A Vibrant Economy Through Inclusion
Toronto has a huge economic advantage over almost every other city in North America. Fourty-seven percent are immigrants. Over 250 ethnicities and 170 languages are represented in the Toronto Region, and roughly half the population identifies as a visible minority. Over 60 percent of women living in Toronto have a college diploma, bachelor’s degree or master’s degree, making Toronto’s female population among the most skilled in the world.

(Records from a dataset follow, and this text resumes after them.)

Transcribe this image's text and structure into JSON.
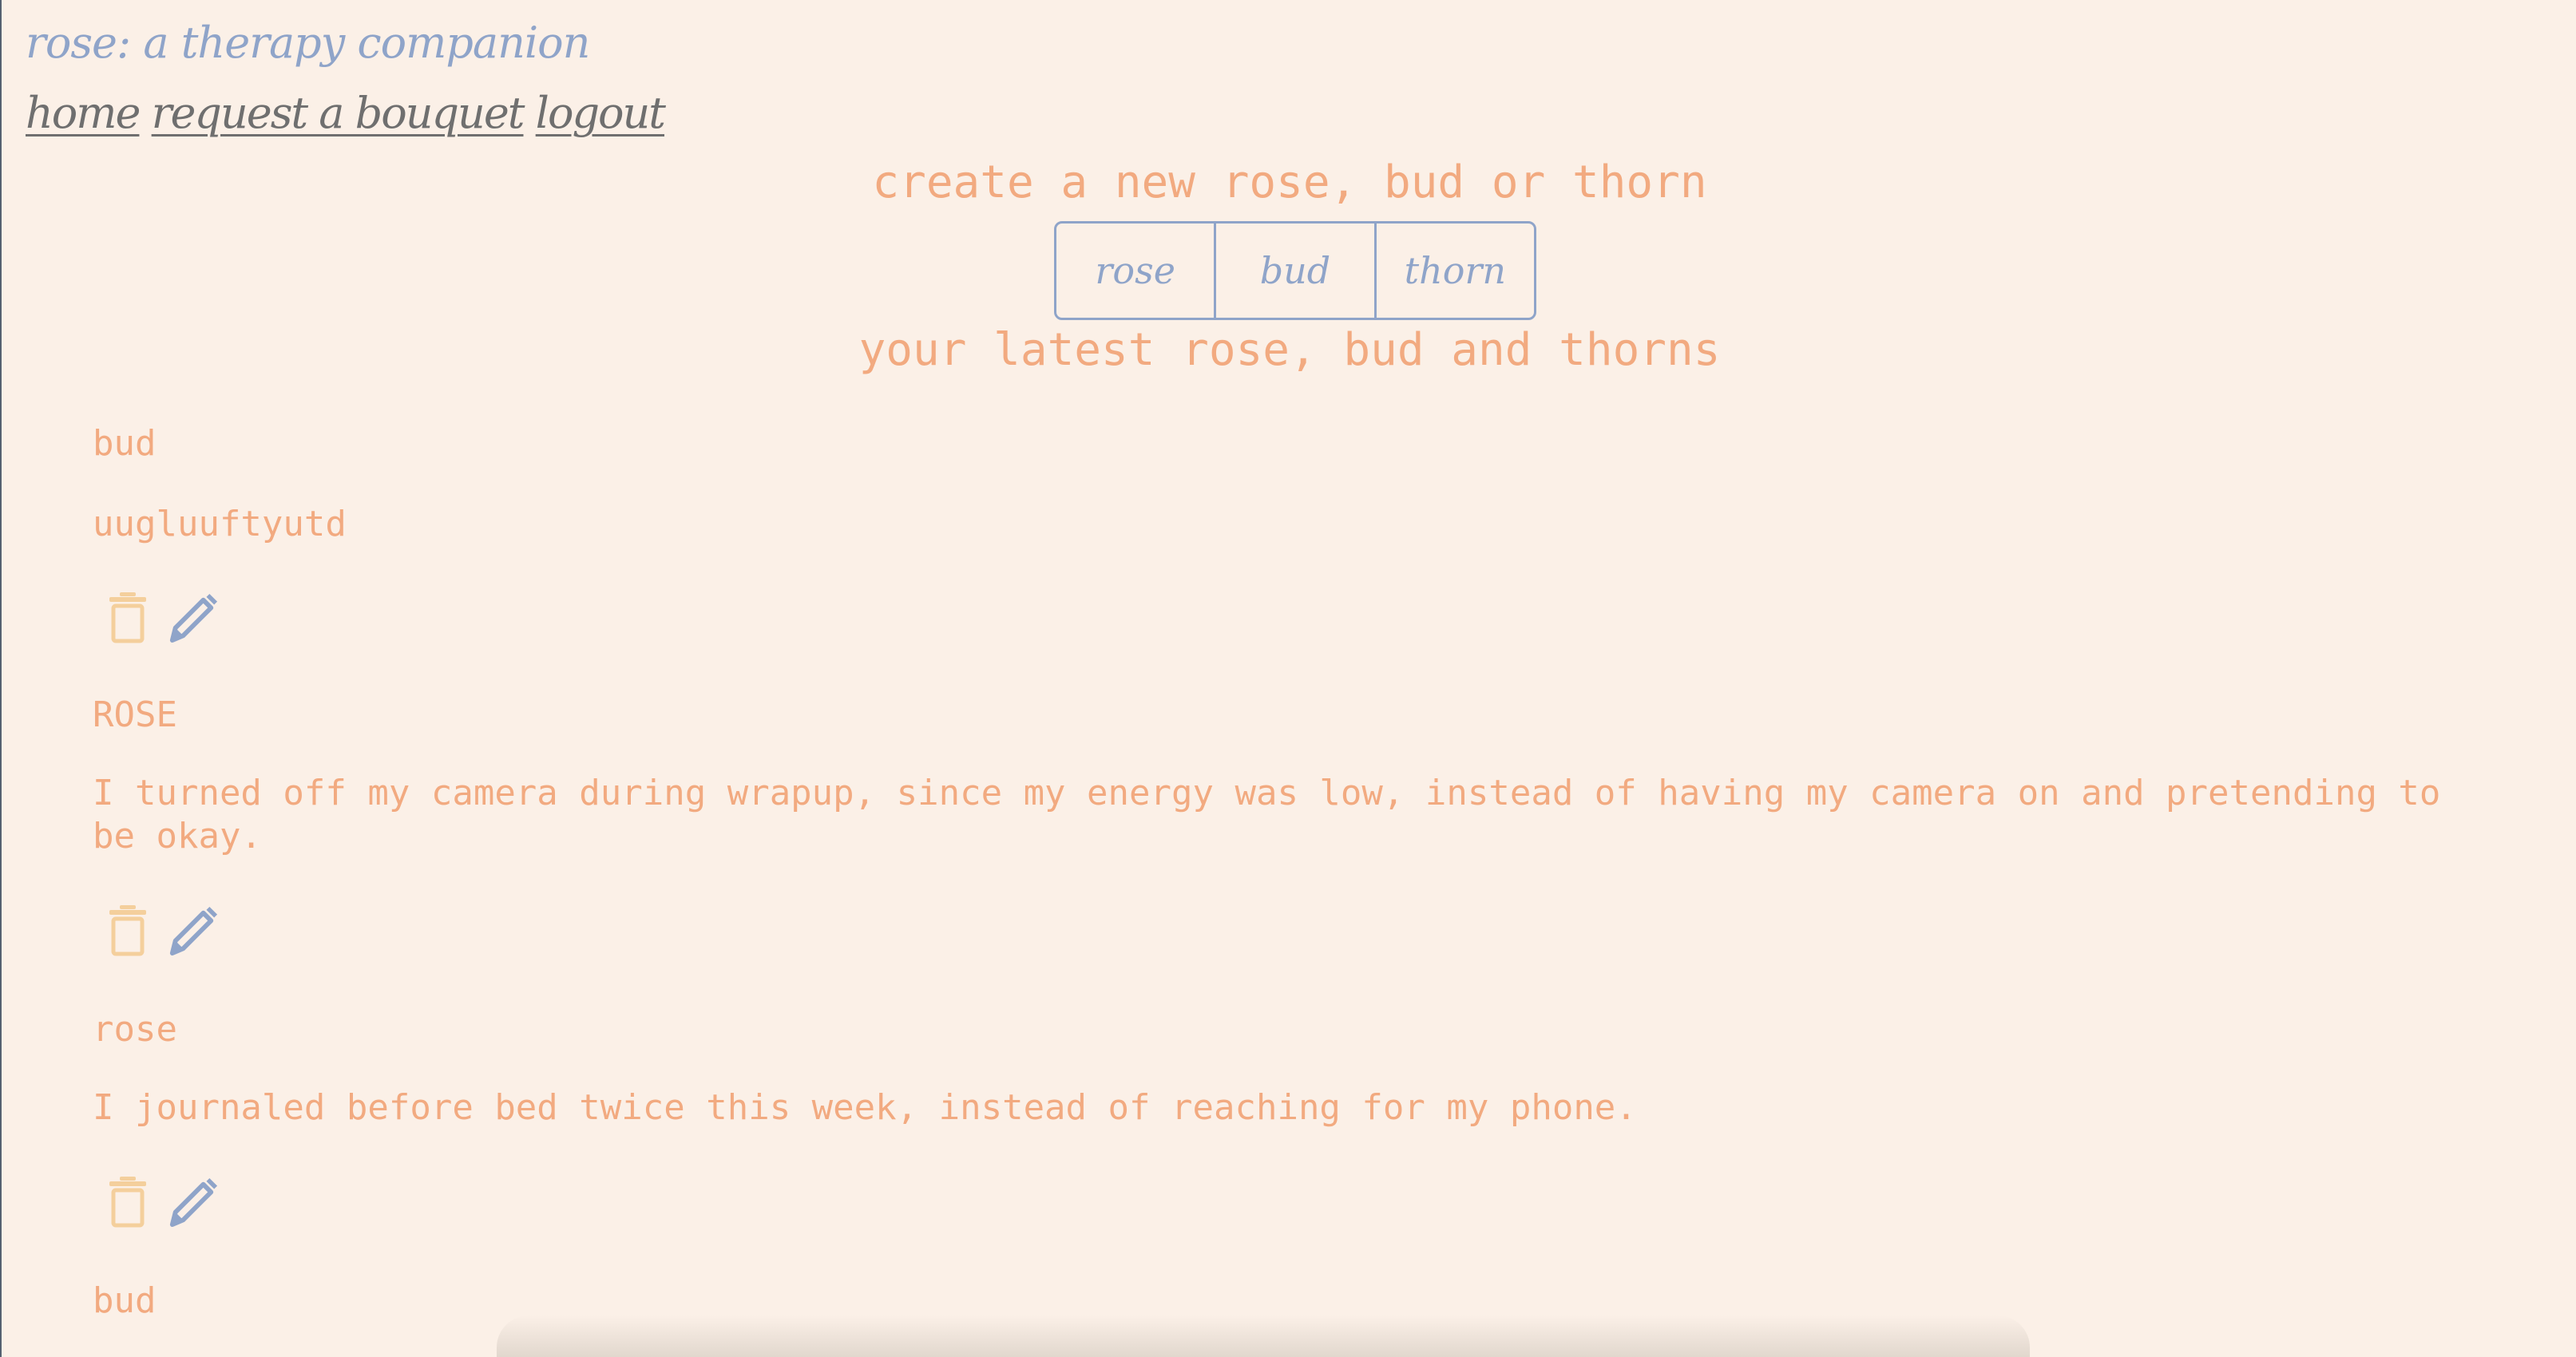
{
  "app": {
    "title": "rose: a therapy companion"
  },
  "nav": {
    "home": "home",
    "request": "request a bouquet",
    "logout": "logout"
  },
  "create": {
    "title": "create a new rose, bud or thorn",
    "types": [
      "rose",
      "bud",
      "thorn"
    ]
  },
  "latest": {
    "title": "your latest rose, bud and thorns"
  },
  "entries": [
    {
      "type": "bud",
      "text": "uugluuftyutd"
    },
    {
      "type": "ROSE",
      "text": "I turned off my camera during wrapup, since my energy was low, instead of having my camera on and pretending to be okay."
    },
    {
      "type": "rose",
      "text": "I journaled before bed twice this week, instead of reaching for my phone."
    },
    {
      "type": "bud",
      "text": ""
    }
  ],
  "icons": {
    "delete": "trash-icon",
    "edit": "pencil-icon"
  },
  "colors": {
    "background": "#fbf0e7",
    "accent_peach": "#f2aa80",
    "accent_blue": "#8fa4c9",
    "trash_yellow": "#f4cf9c",
    "nav_gray": "#6f6f6f"
  }
}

Our diversity of population creates opportunity. There is significant amount of research showing the benefits of a diverse workforce to employers big and small. A recent study by Boston Consulting Group (BCG) identified diversity as a key driver of innovation and entrepreneurship, finding that diverse teams produce 19 percent more revenue for businesses. Results showed that these companies develop more relevant products because they are more aligned with the consumer’s changing needs. Beyond that, several studies have found that companies with an ethnically diverse workforce perform better financially than those with a more homogeneous staff. Research also suggests that diverse teams are more effective and produce higher quality work (BCG 2020).
If we are to capitalize on these assets – we have to do better. During the recent pandemic, visible minorities bore the brunt of the negative employment impacts. Over the past 12 months (2020), the unemployment rate among Southeast Asians increased by 7.6 percentage points. The unemployment rate also increased notably among Black Canadians (+5.5 to 16.4 percent) and Latin American Canadians (+4.5 to 16.6 percent). The number of unemployed Black Canadians increased by 42,000 alone. For individuals who are neither Indigenous nor part of a group designated as a visible minority, the unemployment rate only increased by 1.7 percent.

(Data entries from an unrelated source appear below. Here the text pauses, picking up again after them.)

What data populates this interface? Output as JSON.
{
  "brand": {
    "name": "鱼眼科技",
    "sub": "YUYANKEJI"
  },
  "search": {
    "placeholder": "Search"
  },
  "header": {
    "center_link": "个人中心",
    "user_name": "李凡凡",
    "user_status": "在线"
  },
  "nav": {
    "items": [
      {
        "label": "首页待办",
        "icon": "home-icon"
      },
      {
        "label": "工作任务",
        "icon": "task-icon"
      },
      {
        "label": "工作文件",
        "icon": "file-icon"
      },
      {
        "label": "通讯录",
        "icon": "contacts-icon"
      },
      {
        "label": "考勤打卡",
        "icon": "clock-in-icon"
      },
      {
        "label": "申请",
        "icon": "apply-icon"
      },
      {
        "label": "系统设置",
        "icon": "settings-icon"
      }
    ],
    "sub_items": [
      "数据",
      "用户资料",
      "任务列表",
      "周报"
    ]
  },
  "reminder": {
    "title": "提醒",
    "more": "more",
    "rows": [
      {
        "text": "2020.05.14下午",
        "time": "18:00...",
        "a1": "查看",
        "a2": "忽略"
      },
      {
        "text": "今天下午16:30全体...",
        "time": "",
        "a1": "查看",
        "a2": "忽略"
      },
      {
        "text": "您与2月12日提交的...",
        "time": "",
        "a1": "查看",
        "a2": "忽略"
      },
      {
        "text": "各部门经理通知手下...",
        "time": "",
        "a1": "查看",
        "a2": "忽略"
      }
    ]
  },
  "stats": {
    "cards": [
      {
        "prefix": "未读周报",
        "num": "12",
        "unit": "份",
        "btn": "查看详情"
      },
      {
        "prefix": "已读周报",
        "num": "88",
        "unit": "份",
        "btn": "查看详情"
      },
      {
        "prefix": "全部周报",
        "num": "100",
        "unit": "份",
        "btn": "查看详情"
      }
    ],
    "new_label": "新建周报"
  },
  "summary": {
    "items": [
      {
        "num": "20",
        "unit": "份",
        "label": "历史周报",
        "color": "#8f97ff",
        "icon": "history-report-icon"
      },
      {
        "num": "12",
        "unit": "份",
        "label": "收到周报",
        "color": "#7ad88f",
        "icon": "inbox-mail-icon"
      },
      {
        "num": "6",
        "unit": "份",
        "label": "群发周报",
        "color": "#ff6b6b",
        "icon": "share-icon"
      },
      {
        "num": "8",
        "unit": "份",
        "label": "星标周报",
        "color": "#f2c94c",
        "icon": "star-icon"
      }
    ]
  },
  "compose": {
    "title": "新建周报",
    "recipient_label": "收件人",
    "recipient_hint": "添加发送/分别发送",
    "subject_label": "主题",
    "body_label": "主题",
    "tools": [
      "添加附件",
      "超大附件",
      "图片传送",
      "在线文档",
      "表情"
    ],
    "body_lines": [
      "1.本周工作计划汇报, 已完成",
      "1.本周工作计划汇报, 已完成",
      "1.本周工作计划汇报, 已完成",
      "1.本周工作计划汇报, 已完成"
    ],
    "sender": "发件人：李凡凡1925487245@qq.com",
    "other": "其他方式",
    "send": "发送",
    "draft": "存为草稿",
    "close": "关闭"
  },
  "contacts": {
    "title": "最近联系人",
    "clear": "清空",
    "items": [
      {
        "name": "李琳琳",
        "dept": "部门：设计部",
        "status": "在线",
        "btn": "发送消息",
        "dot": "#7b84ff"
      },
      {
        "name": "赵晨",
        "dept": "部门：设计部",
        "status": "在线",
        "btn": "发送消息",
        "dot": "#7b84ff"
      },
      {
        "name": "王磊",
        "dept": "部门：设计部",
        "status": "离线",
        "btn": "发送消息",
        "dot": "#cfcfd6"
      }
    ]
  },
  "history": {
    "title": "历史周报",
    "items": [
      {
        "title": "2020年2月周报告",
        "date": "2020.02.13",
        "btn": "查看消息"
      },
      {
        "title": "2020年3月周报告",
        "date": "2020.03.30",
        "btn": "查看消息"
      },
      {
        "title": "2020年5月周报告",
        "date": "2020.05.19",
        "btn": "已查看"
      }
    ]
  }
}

Research by the Toronto Region Immigrant Employment Council (TRIEC) finds that Newcomer women are lagging behind. Those with a university degree earn on average half the amount of their Canadian-born counterparts. Furthermore, immigrants are underrepresented in senior positions. Just 35 percent of senior managers with a university degree in the Greater Toronto Area are immigrants, even though immigrants make up 52 percent of the university-educated workforce. We know that a diverse employee population excels best under a diverse leadership.
The accuracy of the information presented based on job posting data depends, in part, on whether jobs are categorized into the correct industries. In some cases, job postings may be incorrectly attributed to a sector grouping and the data should be interpreted with caution.
All industry and occupational data is for Toronto Census Municipal Area (Toronto CMA) unless noted.
We welcome the use and sharing of the research data contained in our reports, articles and website, with attribution to “Toronto Workforce Innovation Group (TWIG)” as your source.
March 15, 2021